Latino and Black Americans are at particular risk. They are 1.5 to 2 times more likely than whites to have dementia. Yet many are not diagnosed until later in the disease. By that time, functional decline and caregiver burden may already be taking a heavy toll.

One aim of the new screening tool is to improve the detection of dementia in these underserved groups. UCLA Family Health Center serves a racially and ethnically diverse population. About 20% of patients are Latino.

Dr. Chang and his team have created a version of their screening tool specifically for these patients. It was translated into Spanish and adapted for Latino culture to more accurately assess cognitive health.

A side benefit of inclusive screening is that it may give more minority patients a chance to take part in research on biomarkers. These are biological changes that may offer very early clues to dementia risk. Such patients have in the past been underrepresented in medical research.

Innovative screening tool

Another thing that sets apart the new screening tool is its ease of use. The tool is integrated into a patient’s electronic health record, which means the PCP has relevant information at hand for making clinical decisions.

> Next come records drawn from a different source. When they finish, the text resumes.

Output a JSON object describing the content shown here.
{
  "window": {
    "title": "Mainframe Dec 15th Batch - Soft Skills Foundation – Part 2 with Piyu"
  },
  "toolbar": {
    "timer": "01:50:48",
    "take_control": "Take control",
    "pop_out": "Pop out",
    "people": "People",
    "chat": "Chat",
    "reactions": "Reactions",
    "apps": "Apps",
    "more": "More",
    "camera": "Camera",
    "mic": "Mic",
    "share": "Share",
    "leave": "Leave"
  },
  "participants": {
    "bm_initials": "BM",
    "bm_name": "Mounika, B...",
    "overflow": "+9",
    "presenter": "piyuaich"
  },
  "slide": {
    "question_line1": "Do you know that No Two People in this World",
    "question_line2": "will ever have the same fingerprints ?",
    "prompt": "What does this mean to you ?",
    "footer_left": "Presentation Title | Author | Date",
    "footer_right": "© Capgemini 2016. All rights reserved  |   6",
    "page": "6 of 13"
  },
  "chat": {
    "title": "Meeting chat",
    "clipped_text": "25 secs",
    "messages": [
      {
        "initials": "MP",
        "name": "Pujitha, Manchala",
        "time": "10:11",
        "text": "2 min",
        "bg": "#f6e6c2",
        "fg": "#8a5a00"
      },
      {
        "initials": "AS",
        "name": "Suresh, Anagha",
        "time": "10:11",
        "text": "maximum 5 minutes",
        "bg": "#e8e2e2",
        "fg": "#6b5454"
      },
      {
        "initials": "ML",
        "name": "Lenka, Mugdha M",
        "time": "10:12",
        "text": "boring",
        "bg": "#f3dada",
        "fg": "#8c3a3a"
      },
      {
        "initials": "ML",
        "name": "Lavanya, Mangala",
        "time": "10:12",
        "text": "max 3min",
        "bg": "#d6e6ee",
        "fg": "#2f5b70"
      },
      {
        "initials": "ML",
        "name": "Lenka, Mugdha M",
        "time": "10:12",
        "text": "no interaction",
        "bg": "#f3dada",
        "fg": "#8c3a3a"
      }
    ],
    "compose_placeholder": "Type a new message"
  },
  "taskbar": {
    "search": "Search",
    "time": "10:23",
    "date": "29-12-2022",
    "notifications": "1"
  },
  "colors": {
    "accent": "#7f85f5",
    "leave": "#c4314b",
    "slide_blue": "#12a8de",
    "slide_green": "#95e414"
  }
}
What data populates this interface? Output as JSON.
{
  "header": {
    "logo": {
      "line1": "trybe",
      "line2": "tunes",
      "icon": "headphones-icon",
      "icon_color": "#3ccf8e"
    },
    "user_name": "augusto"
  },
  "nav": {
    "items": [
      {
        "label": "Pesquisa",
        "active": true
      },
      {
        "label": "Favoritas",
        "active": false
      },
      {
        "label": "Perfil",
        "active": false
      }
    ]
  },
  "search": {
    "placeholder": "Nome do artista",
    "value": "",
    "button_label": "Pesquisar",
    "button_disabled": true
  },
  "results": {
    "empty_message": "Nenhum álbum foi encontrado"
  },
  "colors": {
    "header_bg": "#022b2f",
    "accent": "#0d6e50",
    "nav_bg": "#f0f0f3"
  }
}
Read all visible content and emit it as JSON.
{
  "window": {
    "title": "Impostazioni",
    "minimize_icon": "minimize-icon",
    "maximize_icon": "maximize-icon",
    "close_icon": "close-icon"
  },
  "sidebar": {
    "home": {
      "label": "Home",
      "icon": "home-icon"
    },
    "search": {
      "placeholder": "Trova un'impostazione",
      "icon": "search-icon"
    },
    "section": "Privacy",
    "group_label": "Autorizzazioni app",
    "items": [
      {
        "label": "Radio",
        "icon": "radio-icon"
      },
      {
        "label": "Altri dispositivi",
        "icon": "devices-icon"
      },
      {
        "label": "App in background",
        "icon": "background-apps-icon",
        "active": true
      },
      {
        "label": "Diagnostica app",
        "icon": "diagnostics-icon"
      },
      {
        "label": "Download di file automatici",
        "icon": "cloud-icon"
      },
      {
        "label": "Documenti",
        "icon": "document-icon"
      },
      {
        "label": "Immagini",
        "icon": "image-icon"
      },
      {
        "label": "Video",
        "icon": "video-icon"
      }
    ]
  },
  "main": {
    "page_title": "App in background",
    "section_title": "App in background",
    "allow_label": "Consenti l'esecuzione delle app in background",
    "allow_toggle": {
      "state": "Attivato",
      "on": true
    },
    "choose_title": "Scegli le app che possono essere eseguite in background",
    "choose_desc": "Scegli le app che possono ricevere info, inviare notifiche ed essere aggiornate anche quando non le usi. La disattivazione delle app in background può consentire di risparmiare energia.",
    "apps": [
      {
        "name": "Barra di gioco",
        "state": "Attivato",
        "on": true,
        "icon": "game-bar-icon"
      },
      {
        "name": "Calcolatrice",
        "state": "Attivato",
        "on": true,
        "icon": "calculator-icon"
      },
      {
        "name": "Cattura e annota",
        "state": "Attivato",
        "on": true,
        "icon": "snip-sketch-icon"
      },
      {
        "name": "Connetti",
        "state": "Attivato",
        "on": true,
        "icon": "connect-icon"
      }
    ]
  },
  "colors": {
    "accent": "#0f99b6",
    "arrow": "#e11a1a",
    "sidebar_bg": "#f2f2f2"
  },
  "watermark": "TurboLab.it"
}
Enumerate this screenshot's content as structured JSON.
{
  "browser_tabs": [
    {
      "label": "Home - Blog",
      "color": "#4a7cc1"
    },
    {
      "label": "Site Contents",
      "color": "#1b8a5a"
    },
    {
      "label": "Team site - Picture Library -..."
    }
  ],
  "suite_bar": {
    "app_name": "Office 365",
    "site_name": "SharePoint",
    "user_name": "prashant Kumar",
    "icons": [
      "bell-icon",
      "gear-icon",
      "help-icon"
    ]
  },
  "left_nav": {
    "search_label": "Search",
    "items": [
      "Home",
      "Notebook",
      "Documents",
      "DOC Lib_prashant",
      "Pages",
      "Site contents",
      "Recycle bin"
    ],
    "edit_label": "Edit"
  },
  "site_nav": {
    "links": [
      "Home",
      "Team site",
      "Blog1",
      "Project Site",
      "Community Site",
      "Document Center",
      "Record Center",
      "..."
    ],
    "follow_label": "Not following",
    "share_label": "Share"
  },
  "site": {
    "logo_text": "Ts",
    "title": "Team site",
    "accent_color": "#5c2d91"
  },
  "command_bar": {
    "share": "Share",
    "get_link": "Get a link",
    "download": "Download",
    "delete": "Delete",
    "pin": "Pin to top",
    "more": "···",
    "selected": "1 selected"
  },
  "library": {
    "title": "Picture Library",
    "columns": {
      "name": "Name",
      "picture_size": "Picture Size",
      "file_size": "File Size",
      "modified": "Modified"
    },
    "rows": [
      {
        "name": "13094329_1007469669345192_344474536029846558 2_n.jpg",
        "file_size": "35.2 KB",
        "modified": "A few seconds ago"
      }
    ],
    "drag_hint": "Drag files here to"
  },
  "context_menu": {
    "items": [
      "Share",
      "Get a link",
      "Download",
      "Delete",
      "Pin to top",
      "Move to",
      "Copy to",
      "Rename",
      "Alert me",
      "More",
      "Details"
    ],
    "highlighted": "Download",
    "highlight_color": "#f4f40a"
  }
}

The tool itself consists of three questions. They ask about changes in memory/thinking, language or personality within the last five to 10 years. Each comes with examples of common changes to prompt accurate responses. For instance, examples of memory/thinking changes include trouble recalling recent events and repeating oneself often.

Screening will be done once a year in patients ages 60 and older. There are two forms of the questionnaire. The patient completes one. The other is designed to be completed by someone who knows the patient well, such as a family member.

"Many patients with early cognitive issues will not say or believe they have any issues. Having input from an informant who knows the patient well can be very helpful," says Dr. Chang.

But because an informant is not always available, the PCP can also conduct a very short psychological test called the Mini-Cog. This test is already well-established in clinical use.

Benefits of early detection

A “yes” answer to a question (or a positive Mini-Cog score) cannot in itself diagnose dementia. But it does prompt the clinicians that more assessment is needed. The PCP can then do further workup or refer the patient to a specialist.

"Timely diagnosis of dementia is important for several reasons,” says Dr. Chang. “There are medications that can delay some symptom progression. There are also numerous drugs in clinical trials."

In addition, Dr. Chang says, we know that controlling conditions such as heart disease and high blood pressure can help delay the progression of certain types of dementia.

"That may give patients another motivation to stay on top of their health.”

Learn more about dementia care at UCLA Health.